I'd like every line from the material below that has "group" in it.

----- Working data -----

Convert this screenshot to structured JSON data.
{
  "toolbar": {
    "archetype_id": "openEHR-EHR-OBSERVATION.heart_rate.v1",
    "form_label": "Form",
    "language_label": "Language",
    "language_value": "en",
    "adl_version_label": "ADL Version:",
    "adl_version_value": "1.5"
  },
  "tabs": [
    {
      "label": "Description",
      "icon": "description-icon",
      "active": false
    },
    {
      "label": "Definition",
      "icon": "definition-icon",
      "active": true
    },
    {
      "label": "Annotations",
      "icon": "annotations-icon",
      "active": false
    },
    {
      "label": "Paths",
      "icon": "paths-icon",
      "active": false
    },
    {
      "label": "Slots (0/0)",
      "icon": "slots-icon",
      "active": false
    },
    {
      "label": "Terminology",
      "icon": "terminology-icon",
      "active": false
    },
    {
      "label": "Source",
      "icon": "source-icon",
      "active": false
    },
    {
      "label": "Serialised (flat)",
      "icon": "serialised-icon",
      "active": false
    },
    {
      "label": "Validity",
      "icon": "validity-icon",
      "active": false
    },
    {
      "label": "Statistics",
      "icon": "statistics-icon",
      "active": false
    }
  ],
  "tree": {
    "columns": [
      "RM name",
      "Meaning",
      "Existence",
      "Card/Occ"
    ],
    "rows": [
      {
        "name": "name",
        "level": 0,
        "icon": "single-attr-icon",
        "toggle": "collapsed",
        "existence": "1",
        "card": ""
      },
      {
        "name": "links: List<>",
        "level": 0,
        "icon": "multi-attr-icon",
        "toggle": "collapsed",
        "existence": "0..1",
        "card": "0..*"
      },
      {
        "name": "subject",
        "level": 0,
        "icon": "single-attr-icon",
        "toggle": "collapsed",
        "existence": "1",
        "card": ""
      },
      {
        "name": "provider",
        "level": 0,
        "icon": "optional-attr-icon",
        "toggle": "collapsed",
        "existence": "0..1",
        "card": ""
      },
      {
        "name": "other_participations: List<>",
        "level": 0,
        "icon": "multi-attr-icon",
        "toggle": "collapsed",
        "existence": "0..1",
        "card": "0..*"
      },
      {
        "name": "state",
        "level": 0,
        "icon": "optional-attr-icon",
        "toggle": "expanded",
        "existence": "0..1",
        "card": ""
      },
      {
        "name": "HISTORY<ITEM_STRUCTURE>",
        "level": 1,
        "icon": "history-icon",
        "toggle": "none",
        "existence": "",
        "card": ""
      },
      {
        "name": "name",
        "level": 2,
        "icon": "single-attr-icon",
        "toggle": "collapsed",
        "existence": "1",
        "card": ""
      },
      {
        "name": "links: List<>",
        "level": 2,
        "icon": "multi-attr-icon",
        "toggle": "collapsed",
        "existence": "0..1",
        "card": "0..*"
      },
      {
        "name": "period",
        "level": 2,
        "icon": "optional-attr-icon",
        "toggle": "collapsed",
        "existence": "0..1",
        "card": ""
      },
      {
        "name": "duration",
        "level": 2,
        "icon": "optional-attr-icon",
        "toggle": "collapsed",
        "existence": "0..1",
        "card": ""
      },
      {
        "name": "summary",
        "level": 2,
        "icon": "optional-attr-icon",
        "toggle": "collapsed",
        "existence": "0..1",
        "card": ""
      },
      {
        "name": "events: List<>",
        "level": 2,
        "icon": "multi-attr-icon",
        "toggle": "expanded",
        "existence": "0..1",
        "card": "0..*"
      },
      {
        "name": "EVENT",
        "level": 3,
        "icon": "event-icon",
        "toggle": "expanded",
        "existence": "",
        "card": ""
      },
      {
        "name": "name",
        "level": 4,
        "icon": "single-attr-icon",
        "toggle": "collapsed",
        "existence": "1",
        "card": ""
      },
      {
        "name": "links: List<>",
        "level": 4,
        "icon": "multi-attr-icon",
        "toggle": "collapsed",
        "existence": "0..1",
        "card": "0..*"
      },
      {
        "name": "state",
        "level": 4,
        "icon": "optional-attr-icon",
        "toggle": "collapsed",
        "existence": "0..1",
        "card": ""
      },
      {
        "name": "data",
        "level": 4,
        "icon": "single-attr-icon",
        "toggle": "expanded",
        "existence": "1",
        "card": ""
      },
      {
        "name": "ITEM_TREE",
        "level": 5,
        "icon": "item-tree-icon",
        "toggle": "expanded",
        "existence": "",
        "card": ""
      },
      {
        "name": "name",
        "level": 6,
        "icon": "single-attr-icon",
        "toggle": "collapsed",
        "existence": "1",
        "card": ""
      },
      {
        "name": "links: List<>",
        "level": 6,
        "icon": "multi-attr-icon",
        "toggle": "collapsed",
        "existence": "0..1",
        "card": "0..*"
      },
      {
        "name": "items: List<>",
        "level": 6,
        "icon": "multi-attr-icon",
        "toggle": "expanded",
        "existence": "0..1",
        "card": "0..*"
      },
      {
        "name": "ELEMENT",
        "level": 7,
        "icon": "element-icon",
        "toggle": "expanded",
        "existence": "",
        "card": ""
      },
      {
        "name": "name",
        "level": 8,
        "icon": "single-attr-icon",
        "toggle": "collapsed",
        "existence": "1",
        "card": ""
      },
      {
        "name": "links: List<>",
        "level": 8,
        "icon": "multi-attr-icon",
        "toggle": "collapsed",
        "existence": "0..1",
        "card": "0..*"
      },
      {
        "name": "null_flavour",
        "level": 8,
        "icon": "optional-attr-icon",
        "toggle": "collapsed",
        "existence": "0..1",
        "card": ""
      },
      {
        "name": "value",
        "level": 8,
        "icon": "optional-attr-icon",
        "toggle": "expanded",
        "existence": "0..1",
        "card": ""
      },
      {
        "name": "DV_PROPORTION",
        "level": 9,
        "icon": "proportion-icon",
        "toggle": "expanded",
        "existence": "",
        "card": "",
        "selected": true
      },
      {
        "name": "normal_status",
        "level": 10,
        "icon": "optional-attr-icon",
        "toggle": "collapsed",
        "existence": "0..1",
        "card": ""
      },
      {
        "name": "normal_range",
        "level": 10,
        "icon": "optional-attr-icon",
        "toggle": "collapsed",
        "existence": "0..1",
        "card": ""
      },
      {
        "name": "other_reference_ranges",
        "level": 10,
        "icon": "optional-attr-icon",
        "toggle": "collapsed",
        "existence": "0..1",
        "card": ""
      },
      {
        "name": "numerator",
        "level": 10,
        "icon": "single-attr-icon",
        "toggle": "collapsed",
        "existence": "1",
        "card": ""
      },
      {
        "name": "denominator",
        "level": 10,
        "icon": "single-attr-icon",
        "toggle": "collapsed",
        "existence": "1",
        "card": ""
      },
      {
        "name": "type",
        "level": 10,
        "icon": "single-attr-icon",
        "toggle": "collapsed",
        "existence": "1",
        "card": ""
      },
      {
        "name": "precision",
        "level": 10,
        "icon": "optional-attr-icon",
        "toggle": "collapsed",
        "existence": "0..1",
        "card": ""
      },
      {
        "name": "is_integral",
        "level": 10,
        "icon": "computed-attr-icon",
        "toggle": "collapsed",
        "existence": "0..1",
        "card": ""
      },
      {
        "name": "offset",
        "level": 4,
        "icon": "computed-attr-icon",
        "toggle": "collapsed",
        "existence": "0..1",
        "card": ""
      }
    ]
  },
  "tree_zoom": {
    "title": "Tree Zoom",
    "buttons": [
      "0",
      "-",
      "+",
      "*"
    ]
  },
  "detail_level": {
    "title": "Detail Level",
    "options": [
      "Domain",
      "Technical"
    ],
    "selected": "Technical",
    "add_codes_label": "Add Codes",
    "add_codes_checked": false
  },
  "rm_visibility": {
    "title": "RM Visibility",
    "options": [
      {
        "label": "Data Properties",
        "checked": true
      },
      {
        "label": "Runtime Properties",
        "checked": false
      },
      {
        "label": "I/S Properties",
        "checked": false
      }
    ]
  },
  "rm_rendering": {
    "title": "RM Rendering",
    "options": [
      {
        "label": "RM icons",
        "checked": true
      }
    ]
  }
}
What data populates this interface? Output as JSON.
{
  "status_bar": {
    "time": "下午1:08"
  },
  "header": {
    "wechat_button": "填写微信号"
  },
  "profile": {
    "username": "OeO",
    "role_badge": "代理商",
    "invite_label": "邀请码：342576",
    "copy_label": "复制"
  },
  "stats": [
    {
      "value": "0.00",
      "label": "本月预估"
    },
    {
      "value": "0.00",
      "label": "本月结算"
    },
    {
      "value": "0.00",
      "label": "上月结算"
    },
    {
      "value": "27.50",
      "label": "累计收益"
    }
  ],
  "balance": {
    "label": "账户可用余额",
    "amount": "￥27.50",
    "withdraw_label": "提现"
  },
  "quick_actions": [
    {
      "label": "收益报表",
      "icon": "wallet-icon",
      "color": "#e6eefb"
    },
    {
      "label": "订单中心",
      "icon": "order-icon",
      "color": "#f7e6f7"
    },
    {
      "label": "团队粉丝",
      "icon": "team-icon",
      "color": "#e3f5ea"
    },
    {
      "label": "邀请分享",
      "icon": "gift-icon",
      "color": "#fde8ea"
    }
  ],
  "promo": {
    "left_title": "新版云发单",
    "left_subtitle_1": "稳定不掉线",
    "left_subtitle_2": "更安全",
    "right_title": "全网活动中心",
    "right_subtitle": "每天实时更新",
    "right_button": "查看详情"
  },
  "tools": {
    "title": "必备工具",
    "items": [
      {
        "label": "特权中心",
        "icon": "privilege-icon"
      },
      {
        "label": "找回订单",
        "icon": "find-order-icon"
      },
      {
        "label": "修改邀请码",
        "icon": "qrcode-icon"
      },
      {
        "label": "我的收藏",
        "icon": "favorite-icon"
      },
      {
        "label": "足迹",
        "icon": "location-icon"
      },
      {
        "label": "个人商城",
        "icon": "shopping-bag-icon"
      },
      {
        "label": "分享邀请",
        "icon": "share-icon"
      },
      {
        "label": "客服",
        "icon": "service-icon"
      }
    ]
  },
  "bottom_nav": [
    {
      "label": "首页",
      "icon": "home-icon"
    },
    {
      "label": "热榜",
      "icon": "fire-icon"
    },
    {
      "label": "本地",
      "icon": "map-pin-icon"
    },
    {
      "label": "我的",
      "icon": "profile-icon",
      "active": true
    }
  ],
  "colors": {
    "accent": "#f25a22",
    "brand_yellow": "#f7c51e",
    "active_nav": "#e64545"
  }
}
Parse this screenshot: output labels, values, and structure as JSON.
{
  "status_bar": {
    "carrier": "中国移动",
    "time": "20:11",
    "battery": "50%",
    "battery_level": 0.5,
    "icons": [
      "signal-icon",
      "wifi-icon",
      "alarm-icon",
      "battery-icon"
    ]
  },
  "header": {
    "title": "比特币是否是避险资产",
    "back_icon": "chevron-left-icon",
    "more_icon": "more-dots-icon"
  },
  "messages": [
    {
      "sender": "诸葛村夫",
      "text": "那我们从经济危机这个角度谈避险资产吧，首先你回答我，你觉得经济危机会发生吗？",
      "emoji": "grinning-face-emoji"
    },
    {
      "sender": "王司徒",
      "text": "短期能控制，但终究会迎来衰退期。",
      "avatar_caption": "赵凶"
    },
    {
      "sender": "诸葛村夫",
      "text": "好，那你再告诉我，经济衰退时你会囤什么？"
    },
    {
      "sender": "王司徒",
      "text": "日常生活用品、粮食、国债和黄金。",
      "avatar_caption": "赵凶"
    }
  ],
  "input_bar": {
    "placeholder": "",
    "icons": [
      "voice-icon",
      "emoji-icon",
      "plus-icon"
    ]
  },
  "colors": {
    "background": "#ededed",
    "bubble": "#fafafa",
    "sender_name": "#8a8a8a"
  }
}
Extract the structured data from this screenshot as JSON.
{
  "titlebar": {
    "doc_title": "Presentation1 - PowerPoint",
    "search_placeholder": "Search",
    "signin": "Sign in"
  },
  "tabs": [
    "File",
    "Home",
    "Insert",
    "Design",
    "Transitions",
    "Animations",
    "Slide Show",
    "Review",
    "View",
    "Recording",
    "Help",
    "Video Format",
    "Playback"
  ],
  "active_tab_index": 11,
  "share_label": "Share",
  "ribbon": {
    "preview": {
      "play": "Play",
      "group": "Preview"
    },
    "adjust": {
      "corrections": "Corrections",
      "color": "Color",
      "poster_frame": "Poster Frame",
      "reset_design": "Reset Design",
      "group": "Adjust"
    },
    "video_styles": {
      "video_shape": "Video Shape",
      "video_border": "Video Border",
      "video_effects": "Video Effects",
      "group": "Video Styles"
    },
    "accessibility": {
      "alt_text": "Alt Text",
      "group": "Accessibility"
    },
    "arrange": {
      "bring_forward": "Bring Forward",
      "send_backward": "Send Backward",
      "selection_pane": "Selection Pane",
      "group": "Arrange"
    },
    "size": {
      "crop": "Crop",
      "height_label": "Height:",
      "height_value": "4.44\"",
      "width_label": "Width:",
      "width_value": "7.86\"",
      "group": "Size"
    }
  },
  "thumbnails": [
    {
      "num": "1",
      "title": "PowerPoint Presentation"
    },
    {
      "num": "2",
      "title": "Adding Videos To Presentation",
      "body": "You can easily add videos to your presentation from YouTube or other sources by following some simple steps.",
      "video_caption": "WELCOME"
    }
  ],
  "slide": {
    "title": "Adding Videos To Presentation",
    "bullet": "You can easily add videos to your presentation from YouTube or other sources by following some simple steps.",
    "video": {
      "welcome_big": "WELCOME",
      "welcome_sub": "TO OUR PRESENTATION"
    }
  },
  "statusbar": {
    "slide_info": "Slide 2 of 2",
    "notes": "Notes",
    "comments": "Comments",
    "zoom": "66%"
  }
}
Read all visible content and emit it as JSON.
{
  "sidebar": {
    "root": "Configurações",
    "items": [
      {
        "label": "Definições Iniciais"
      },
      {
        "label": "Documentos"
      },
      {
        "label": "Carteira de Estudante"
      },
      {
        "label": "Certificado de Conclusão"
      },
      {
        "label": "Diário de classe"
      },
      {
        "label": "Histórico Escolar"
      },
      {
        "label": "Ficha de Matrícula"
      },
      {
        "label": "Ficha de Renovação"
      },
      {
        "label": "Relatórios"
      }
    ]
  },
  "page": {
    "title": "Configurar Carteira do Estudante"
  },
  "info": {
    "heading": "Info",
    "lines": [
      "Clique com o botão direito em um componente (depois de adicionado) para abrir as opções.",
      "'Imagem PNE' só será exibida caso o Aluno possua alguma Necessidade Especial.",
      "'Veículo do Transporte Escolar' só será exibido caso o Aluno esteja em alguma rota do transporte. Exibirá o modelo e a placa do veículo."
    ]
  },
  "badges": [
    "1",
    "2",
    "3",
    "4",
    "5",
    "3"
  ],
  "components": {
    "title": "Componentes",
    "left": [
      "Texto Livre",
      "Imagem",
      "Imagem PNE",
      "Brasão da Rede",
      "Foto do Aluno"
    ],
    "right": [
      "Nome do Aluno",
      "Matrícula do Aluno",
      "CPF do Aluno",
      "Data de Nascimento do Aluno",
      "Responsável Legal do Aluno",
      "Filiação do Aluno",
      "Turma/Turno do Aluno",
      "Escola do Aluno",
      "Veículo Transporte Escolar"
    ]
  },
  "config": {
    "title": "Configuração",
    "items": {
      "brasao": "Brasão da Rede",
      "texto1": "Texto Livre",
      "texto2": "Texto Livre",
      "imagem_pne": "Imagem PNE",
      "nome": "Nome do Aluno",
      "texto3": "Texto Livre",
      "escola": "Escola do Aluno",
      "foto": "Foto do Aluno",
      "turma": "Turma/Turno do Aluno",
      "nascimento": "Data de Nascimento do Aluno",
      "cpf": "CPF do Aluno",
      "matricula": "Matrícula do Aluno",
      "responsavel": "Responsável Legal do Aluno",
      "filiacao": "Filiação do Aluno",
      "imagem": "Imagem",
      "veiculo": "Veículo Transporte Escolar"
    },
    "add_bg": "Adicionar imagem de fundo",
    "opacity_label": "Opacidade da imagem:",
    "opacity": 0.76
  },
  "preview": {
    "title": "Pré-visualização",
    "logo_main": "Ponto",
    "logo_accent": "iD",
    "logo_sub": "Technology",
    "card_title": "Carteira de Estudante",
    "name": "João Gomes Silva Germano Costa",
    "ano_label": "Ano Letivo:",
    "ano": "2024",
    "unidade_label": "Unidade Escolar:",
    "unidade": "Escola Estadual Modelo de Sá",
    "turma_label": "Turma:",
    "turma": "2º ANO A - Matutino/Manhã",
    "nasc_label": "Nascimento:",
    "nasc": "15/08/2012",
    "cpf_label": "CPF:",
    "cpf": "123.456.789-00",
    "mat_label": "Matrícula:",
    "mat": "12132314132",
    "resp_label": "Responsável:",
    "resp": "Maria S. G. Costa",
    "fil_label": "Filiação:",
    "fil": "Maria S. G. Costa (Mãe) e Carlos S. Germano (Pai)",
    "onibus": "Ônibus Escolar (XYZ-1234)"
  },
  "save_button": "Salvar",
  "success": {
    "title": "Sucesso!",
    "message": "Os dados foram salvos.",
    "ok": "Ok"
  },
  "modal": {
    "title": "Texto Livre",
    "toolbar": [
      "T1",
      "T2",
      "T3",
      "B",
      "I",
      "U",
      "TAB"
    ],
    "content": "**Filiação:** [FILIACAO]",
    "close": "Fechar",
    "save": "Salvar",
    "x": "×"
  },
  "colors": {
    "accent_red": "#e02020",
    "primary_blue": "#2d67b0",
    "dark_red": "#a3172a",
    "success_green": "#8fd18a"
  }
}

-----

Output:
      "group": "Preview"
      "group": "Adjust"
      "group": "Video Styles"
      "group": "Accessibility"
      "group": "Arrange"
      "group": "Size"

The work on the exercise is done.